As it was, a Sunday a week ago, I had ventured up to the Student Center coffee house for late-night coffee. It had been an evening of staring at the computer screen and hurling paragraphs in all directions in the hope that they would rearrange themselves less nonsensically. I'd just looked back at the original under revision, and noted I'd managed to delete the few paragraphs my thesis supervisor actually liked. So it was time for coffee.

The coffee found its way -- as usual -- to the offices of The Tech, where an unusually large crowd was assembled, to go on the "Orange Tour" due to start at midnight I quickly learned.

Orange Tours -- to those who don't know -- take the curious to various interesting places where they shouldn't be. This tour -- run for and mainly patronized by freshmen -- met on a dorm rooftop, where a lecture on how to avoid getting your face burned to a crisp in one particularly heated situation we would encounter and how to avoid arrest also included a section on the ethics of hacking: Nothing was to be damaged, we were told.

We were then split into sections and left. Our guide's name was Jack and she took a commanding lead, marching forward like a proud mother goose, her froshlings waddling devotedly behind her. At each port of call, whether in a dark hole underground or on a precarious ledge high above ground, Jack rattled off a series of facts and statistics with all the suave of a seasoned Gray Line host.

An hour later about 40 freshmen (and yours truly) found themselves cramped in a concrete box reached by a rickety narrow ladder, somewhere in the bowels of MIT. The frosh parents, sleeping sweetly in places like the Marriott Hotel only a few hundred yards away, would have had 20 fits if they had known where their children were. That, of course, was a large part of the idea. My thesis supervisor, on the other hand, wouldn't have been in the least bit surprised to know where I was. He knows me.

A police alert had come across the guide's walkie-talkie. The tour leaders have a sophisticated system of communication set up, and if their surveillance of the Campus Police were matched by the police's tracking of criminals, there'd be no more crime on this campus.

We were put on hold for half an hour, emerging into the open only when the all-clear was given.

A series of rooftops followed next. At various places the fines for trespassing were posted: It seems as if the higher the fine, the greater the attraction to illicit visitors.

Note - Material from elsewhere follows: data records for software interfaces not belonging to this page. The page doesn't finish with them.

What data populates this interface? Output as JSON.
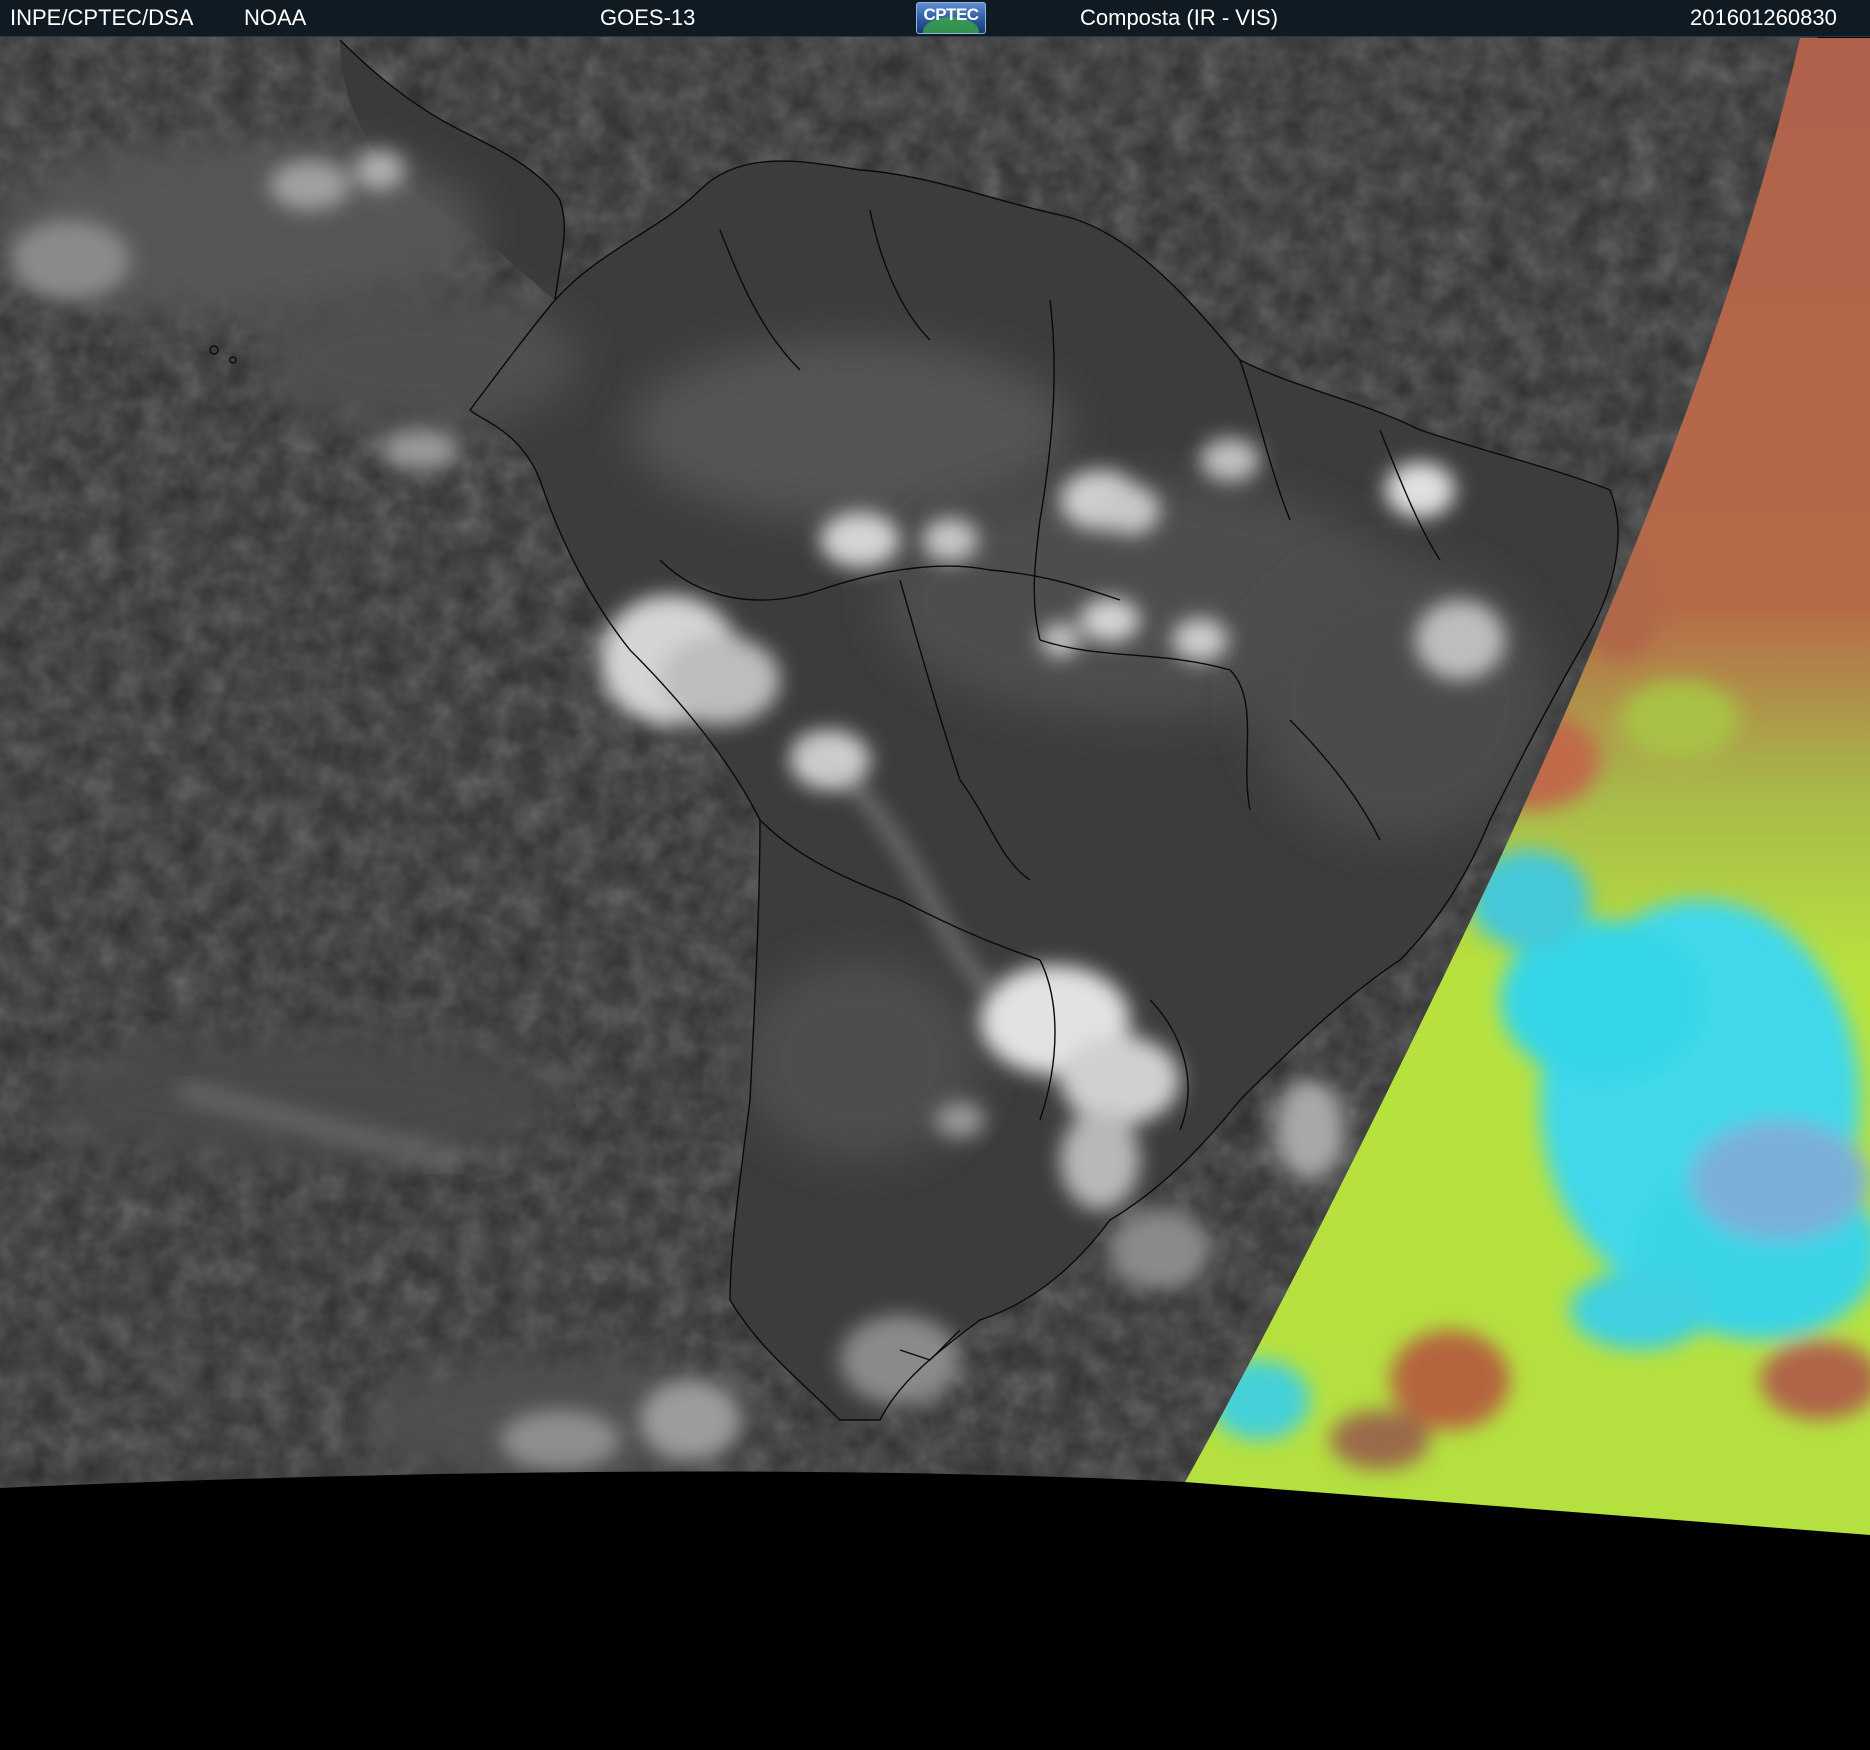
{
  "header": {
    "institution": "INPE/CPTEC/DSA",
    "agency": "NOAA",
    "satellite": "GOES-13",
    "logo_text": "CPTEC",
    "product": "Composta (IR - VIS)",
    "timestamp": "201601260830"
  },
  "colors": {
    "header_background": "#0f1a22",
    "header_text": "#ffffff",
    "ir_background": "#2e2e2e",
    "land_surface": "#3f3f3f",
    "cloud_white": "#d8d8d8",
    "coastline_border": "#0a0a0a",
    "space_black": "#000000",
    "vis_red": "#b8624a",
    "vis_yellow_green": "#b7e23e",
    "vis_cyan": "#35d6e8"
  }
}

Most exciting was a 2 am crab-walk up a surface described by the function:

x2 + y2 + z2 = k,

where k >0 and z >0.

The views from the various vantage points were spectacular. There was a full moon and the Institute -- reduced from on high to a series of matchboxes -- and the lights of Boston boldly set in the darkness, took on a radiant beauty. "This is cool," exclaimed one freshman as a summit was reached. "This is cool" said another, and then there was silence, the group lost in the awe of it all. This was a religious meditation, and quite transcended the mere act of hacking.

Back at the dorm, the leaders engaged in story telling, repeating the role of ancient tribal elders, passing on the oral traditions to the next generation. The freshmen, gathered around on the lawn, listened attentively, soaking up the culture of which they will now be a part. Whether at booknight or on rooftops, this bunch has a feeling of wonder as well as of curiosity and tradition. Let's hope they have lots more fun, as well as learning.

who

Jonathan Richmond, a graduate student in the Department of Civil Engineering, is a contributing editor of The Tech.

The tour leaders have a sophisticated system of communication set up, and if their surveillance of the Campus Police were matched by the police's tracking of criminals, there'd be no more crime on this campus.

As is often the case, the formal part of the day in Kresge was not the highlight. The after-dinner discussions -- similar in format to those following Institute Colloquia -- provided an early opportunity for the freshmen to mix and learn with others from around the campus, and were far more important.